## What to produce
Every line from the one with "Serialize everything readable" to the end of the entries, both included, is to be copied exactly; the other lines stay out.

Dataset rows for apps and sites
- - - - - - -

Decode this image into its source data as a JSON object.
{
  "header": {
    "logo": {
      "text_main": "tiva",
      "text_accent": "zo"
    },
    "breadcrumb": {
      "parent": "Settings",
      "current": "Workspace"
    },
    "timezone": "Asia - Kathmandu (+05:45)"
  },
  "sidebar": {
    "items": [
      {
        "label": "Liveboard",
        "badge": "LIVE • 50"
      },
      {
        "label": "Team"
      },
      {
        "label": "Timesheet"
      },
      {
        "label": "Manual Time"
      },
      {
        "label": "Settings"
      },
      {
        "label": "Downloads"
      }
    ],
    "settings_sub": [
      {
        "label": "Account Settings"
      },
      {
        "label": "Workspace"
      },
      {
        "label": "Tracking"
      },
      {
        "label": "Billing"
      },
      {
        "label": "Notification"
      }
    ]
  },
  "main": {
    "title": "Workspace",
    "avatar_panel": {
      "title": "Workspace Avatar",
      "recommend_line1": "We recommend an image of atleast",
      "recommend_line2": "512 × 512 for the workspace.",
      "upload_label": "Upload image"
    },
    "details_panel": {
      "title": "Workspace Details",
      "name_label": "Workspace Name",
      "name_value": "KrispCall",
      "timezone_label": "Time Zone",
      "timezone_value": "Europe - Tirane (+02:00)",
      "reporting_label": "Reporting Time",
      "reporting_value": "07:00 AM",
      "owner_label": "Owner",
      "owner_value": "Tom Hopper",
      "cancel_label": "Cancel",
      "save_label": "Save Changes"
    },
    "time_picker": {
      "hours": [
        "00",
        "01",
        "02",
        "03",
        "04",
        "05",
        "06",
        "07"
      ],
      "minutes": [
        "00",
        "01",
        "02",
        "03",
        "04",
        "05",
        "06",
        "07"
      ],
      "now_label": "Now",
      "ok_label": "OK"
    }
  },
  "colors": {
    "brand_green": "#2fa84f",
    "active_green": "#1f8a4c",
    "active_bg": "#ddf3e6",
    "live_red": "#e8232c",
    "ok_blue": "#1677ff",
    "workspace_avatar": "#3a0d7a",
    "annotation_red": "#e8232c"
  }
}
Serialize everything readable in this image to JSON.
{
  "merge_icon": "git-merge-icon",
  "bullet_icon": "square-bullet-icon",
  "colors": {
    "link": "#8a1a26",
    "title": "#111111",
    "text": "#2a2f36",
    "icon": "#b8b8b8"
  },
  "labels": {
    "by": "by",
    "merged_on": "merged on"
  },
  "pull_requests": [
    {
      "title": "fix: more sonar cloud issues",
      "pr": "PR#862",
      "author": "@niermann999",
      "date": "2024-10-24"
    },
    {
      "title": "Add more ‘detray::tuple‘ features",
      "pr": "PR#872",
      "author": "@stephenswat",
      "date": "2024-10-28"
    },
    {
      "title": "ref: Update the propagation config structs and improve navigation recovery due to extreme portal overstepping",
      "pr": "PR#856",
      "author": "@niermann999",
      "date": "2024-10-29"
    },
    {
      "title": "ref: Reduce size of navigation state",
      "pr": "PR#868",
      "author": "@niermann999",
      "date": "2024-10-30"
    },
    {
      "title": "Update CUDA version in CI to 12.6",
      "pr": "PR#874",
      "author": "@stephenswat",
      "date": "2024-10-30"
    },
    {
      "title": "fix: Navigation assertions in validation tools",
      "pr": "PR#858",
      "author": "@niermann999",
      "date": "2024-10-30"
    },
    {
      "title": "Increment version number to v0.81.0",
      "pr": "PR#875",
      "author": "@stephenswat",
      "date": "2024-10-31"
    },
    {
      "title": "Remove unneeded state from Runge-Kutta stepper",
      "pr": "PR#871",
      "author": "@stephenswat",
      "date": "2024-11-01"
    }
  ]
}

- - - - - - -

## Your solution
Serialize everything readable in this image to JSON.
{
  "merge_icon": "git-merge-icon",
  "bullet_icon": "square-bullet-icon",
  "colors": {
    "link": "#8a1a26",
    "title": "#111111",
    "text": "#2a2f36",
    "icon": "#b8b8b8"
  },
  "labels": {
    "by": "by",
    "merged_on": "merged on"
  },
  "pull_requests": [
    {
      "title": "fix: more sonar cloud issues",
      "pr": "PR#862",
      "author": "@niermann999",
      "date": "2024-10-24"
    },
    {
      "title": "Add more ‘detray::tuple‘ features",
      "pr": "PR#872",
      "author": "@stephenswat",
      "date": "2024-10-28"
    },
    {
      "title": "ref: Update the propagation config structs and improve navigation recovery due to extreme portal overstepping",
      "pr": "PR#856",
      "author": "@niermann999",
      "date": "2024-10-29"
    },
    {
      "title": "ref: Reduce size of navigation state",
      "pr": "PR#868",
      "author": "@niermann999",
      "date": "2024-10-30"
    },
    {
      "title": "Update CUDA version in CI to 12.6",
      "pr": "PR#874",
      "author": "@stephenswat",
      "date": "2024-10-30"
    },
    {
      "title": "fix: Navigation assertions in validation tools",
      "pr": "PR#858",
      "author": "@niermann999",
      "date": "2024-10-30"
    },
    {
      "title": "Increment version number to v0.81.0",
      "pr": "PR#875",
      "author": "@stephenswat",
      "date": "2024-10-31"
    },
    {
      "title": "Remove unneeded state from Runge-Kutta stepper",
      "pr": "PR#871",
      "author": "@stephenswat",
      "date": "2024-11-01"
    }
  ]
}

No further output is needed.